“Katrina started crying when we were 300 or 400 yards from the summit (of Everest),” Follows recalled. “It was cool to look down the Tibet side, and then look down the Nepal side; we were so blessed with a beautiful day.”
Coincidently, the morning they finished their seven summits, Canadian climber Daniel Griffith was starting his; Everest was the first of the Seven Summits for Griffith, who went on to set a world record climbing the seven summits (using the Carstensz Pyramid) in 187 days.
“Dan and I are good friends, and he was there for the first (attempt) in 2005,” Follows said, noting the day he and Katrina summitted, there were four Canadians on top of Everest, including Griffiths.
There are personal summits, there are the real ones as conquered by Rob Follows and his wife Katrina. And then there are the ones faced by charities across the country.
Among his many endeavours, Follows is the founder and chairman of Altruvest Charitable Services, a company that assists charitable organizations build better governance structures and serve their community more effectively. The climb up the seven summits – coined Everest for Altruvest - was done in aid of creating a $1-million endowment so that Altruvest can continue helping hundreds of charities improve their performance.
According to the Altruvest web site www.altruvest.org , with over 250,000 board volunteers needed annually, most Canadian charities need help to find the skilled and dedicated volunteers to build better governed organizations and deliver more services to their communities. Altruvest is a bridge between new business and professional volunteers who can contribute a lot to the charitable sector and charities that need and want new board members.
“We build tools for charities to help charities with their challenges and to help maximize the amount of donations get to the cause,” Follows said. “Just as mountain climbers need tools to climb summits, charities need the tools to climb their own mountains.
“The goal of Everest for Altruvest was to raise funds and also awareness of the good work Altruvest is doing.”
The couple paid for their own expedition, with all the money raised through the climb going to the charity.
Follows does what he does because “we in Canada have been born with many resources. When you look at the big picture, one of the things I have decided to do with my good fortune in business is to contribute as much time and energy and money to charity as I can – as well as to encourage others to help charities too”. His new business STS Capital Partners is focused on exactly that – helping entrepreneurs and families sell their business for the maximum dollar so that they can contribute more of their time and energy to charity – which he has trademarked from Success to Significance. www.stscapital.com
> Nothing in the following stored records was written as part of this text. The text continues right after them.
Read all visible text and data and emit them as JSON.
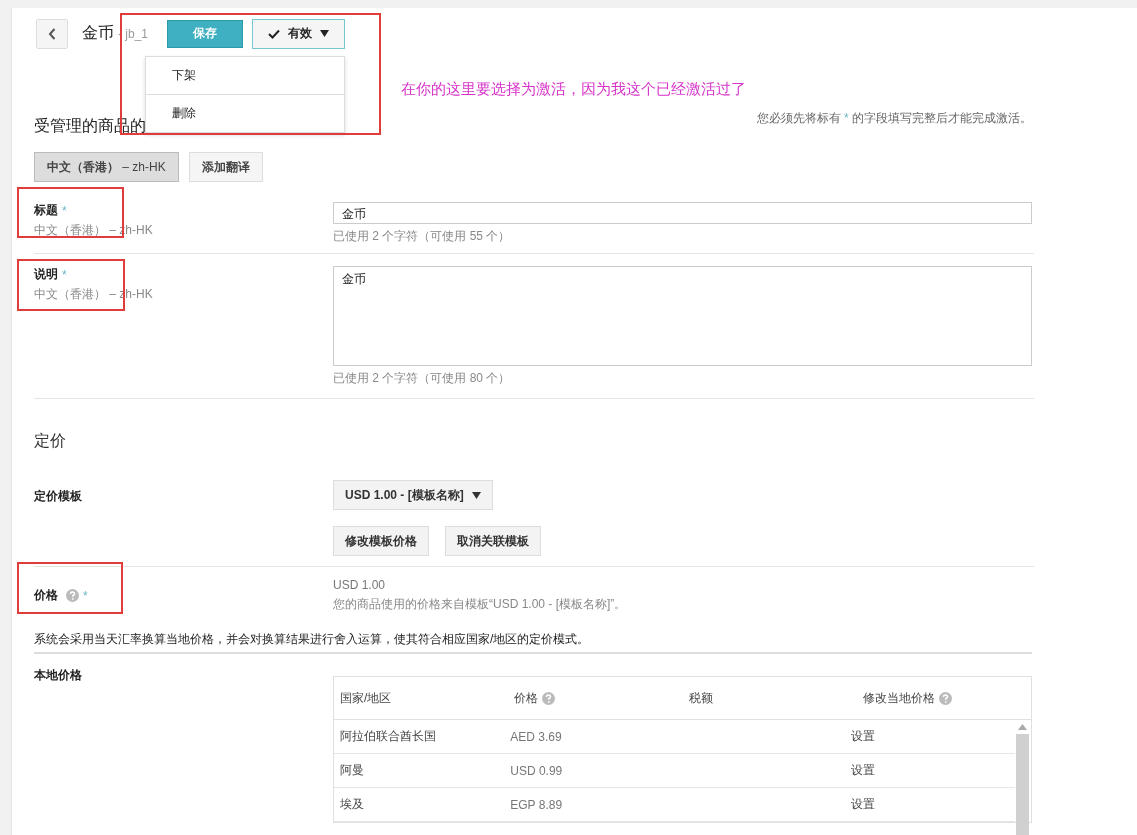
{
  "header": {
    "title": "金币",
    "id": "- jb_1",
    "save": "保存",
    "status": {
      "label": "有效",
      "checked": true
    }
  },
  "status_menu": {
    "expanded": true,
    "items": [
      "下架",
      "删除"
    ]
  },
  "annotation": "在你的这里要选择为激活，因为我这个已经激活过了",
  "section_title": "受管理的商品的",
  "activation_note": {
    "before": "您必须先将标有 ",
    "mark": "*",
    "after": " 的字段填写完整后才能完成激活。"
  },
  "languages": [
    {
      "label": "中文（香港）",
      "code": " – zh-HK",
      "selected": true
    }
  ],
  "add_translation": "添加翻译",
  "fields": [
    {
      "kind": "text",
      "label": "标题",
      "required": "*",
      "language": "中文（香港） – zh-HK",
      "value": "金币",
      "counter": "已使用 2 个字符（可使用 55 个）"
    },
    {
      "kind": "textarea",
      "label": "说明",
      "required": "*",
      "language": "中文（香港） – zh-HK",
      "value": "金币",
      "counter": "已使用 2 个字符（可使用 80 个）"
    }
  ],
  "pricing": {
    "heading": "定价",
    "template_label": "定价模板",
    "template_select": "USD 1.00 - [模板名称]",
    "buttons": [
      "修改模板价格",
      "取消关联模板"
    ],
    "price_label": "价格",
    "price_help": true,
    "price_required": "*",
    "price_value": "USD 1.00",
    "price_note": "您的商品使用的价格来自模板“USD 1.00 - [模板名称]”。",
    "exchange_note": "系统会采用当天汇率换算当地价格，并会对换算结果进行舍入运算，使其符合相应国家/地区的定价模式。",
    "local_label": "本地价格"
  },
  "table": {
    "columns": [
      {
        "label": "国家/地区",
        "help": false
      },
      {
        "label": "价格",
        "help": true
      },
      {
        "label": "税额",
        "help": false
      },
      {
        "label": "修改当地价格",
        "help": true
      }
    ],
    "rows": [
      [
        "阿拉伯联合酋长国",
        "AED 3.69",
        "",
        "设置"
      ],
      [
        "阿曼",
        "USD 0.99",
        "",
        "设置"
      ],
      [
        "埃及",
        "EGP 8.89",
        "",
        "设置"
      ]
    ]
  }
}
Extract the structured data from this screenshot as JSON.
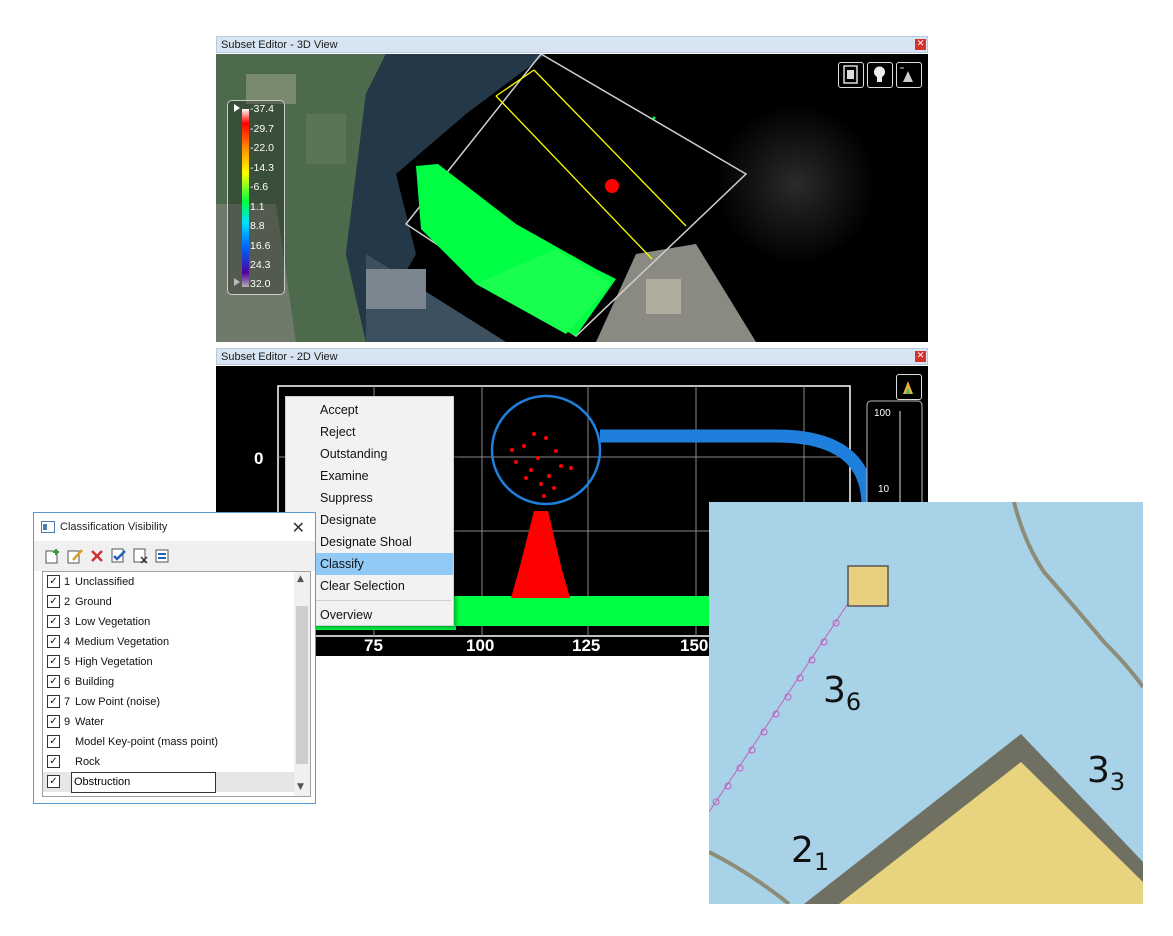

What’s next for Rob and Katrina? Well, they intend to go to the ends of the earth for charity – literally; at some point in the next two years, the couple will begin treks to the North and South Poles.
To view exciting photos of Everest check out the photo gallery
Written by Ian Adams
Pictures: Rob & Katrina Follows